Education is not just for school or job advancement. It is absolutely critical to everyday life. Through conversations in my everyday life, books, YouTube videos, websites, documentaries, I learn new things every day.

When you or someone in your home struggles with ADHD, it is up to all parties involved to become part of the solution instead of remaining part of the problem. And in most situations, it will have to start with the person or people who DON’T have the disorder. No matter what you believe about ADHD, I am telling you that it is physically, mentally, and emotionally outside of the realm of possibility for the person who had ADHD. It isn’t a matter of unwillingness, but in a lot of cases not being aware.

RESOURCES

One book I found very useful when I first started to realize that this was my issue was “Driven from Distraction” by Edward Hallowell and John Ratey. It is very insightful. Another suggestion I have for you is to find someone else who is also living with ADHD, but from the opposite side from where you are. If you HAVE it find someone else who is LIVING with someone who has it, and visa versa. I have had the opportunity to interact with two people so far in exactly that capacity. I have been told by both that it helped them a lot to hear me explain what it was like to suffer from it. And it did help me to hear from them as well.

BOTH SIDES SUMMARIZED

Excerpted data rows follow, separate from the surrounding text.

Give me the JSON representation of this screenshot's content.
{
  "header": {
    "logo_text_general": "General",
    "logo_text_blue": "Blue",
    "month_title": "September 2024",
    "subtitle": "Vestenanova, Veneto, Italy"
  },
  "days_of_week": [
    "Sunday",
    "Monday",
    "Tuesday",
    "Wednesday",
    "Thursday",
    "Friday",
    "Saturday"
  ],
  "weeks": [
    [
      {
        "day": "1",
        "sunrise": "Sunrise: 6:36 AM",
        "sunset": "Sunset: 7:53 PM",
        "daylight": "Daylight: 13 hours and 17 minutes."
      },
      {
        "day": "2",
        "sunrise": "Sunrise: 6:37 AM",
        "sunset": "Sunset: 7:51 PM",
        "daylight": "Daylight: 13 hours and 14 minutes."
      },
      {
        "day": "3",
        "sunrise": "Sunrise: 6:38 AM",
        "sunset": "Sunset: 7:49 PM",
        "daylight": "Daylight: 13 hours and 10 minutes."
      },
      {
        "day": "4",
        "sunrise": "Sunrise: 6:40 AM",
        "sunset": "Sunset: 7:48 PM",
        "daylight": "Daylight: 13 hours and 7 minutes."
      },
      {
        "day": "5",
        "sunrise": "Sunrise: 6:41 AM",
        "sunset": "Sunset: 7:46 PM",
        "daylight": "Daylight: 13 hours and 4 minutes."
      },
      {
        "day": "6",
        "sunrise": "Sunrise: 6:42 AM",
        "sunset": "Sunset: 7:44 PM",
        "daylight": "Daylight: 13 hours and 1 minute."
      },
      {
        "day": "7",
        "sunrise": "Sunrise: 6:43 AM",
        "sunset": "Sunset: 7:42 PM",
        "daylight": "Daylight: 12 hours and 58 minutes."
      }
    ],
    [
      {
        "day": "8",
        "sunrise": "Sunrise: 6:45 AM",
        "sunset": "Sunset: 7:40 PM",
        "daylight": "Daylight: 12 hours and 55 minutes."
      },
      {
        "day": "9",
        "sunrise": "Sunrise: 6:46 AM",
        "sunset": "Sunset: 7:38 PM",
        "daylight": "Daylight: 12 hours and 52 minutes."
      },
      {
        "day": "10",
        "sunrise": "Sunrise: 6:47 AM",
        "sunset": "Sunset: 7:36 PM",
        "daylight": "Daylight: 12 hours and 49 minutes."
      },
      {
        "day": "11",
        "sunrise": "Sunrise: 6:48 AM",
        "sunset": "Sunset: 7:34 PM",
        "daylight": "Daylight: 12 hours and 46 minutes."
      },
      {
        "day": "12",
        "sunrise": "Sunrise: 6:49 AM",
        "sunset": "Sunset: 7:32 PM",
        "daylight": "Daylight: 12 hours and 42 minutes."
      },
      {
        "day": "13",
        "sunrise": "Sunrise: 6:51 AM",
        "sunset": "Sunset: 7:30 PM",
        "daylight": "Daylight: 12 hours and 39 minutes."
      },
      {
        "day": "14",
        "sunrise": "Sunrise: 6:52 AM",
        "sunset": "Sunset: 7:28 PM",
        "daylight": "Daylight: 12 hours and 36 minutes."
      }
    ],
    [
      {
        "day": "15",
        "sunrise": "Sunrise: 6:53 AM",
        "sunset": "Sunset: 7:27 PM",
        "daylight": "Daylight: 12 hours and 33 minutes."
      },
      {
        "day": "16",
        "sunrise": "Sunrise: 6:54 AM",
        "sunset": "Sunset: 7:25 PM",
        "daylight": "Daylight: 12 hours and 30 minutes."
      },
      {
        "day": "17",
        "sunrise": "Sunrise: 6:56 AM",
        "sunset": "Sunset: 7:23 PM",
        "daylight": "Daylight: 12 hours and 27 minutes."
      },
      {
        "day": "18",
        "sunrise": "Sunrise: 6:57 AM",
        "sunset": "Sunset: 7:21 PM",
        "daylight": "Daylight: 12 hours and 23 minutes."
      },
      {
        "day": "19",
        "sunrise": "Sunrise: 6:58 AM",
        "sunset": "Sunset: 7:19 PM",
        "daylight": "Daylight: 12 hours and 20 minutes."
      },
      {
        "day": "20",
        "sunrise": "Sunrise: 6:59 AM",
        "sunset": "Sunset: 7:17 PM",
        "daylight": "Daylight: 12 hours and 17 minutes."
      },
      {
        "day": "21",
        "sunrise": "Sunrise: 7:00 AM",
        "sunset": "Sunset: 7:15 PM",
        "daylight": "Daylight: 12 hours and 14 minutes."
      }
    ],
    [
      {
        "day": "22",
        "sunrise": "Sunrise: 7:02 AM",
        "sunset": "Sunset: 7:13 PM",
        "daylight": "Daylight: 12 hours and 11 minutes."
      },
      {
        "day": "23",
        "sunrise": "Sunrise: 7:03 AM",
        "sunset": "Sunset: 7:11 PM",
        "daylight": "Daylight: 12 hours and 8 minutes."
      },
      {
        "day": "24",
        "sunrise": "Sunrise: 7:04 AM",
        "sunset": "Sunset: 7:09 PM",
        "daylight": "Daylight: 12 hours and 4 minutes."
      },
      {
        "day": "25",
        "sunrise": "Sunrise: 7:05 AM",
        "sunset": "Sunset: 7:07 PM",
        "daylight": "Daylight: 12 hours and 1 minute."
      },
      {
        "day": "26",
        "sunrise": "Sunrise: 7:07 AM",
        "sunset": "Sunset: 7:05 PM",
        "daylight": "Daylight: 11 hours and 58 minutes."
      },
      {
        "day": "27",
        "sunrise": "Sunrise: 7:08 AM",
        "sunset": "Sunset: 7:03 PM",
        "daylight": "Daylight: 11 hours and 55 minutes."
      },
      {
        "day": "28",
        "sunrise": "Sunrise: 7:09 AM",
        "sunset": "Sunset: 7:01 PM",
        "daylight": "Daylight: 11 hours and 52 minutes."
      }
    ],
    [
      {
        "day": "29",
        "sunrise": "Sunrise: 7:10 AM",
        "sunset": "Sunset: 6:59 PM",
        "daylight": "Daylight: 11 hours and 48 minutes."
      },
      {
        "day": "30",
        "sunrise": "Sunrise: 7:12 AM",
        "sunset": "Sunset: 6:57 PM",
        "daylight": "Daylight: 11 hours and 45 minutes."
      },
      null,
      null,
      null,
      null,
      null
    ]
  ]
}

For the person afflicted, it can be extremely frustrating and very often depressing. (ADHD Is Not My Fault — But It Still Makes Me Feel Like a Failure) They are most likely down on themselves a great deal of time because they feel like there is something wrong with them. This is exacerbated but the fact that those around them are also frustrated with them. It is a double whammy. They are desperate to fix it but they feel utterly helpless to do so. They often build up resentment toward others for being completely unsympathetic, cold, and judgmental.

The person living with the afflicted see the ADHD sufferer as lazy, disorganized and often narcissistic. They are frustrated that they are constantly having to pick up the pieces and do more of the work because they are getting very little help. The too, often grow to resent the other person for all of these thing.

MAKING IT BETTER

The solution is for YOU to start educating yourself as much as possible. And by you I mean whomever is reading this article. Whichever side of this issue you are on, you are the one who cares enough to be seeking information. YOU need to be the first one to break the cycle.  Nothing will change without someone taking the first step to bring education to the situation.

Teaching Woes – A perspective on kids with ADD/ADHD

Image of child struggling to focus in a classroom.
How many of you who are teacher’s have not had at least one student every year that can’t stand still. Interrupts your lessons with  questions that have nothing to do with the lesson, and generally just doesn’t seem to pay attention when you are teaching. Maybe, just maybe, this child has ADHD. The bigger problem comes when the student has no idea that they have ADHD. This may be because it hasn’t been diagnosed. It may be because Mom and Dad are not aware of it, or they are in denial, or they just don’t believe that their child is struggling with this.

The sad truth is that there is still quite a negative connotation still attached to ADHD for many people.

I think that as teachers, there are many ways that we can help children in this situation. In my classroom, I am very open with the kids about the fact that I struggle with this. I don’t play it up, or make a big deal about it. I only mention it casually when I notice a student struggling. For instance, one day during a class, I noticed a student was very frigidity. So I started joking around with him and told him that I felt like that sometimes. I told him that if he wanted to get rid of his chair and stand up at his computer, that was perfectly fine with me.

I also read one time about a teacher that put some type of a peddling contraption under all of her students desks and this helped with their productivity. There are always things you can do in the classroom that will make your life and the lives of your students with ADHD easier.

For more information on coping with ADHD in the classroom, here is a link to a website that I found helpful:
http://www.helpguide.org/articles/add-adhd/teaching-students-with-adhd-attention-deficit-disorder.htm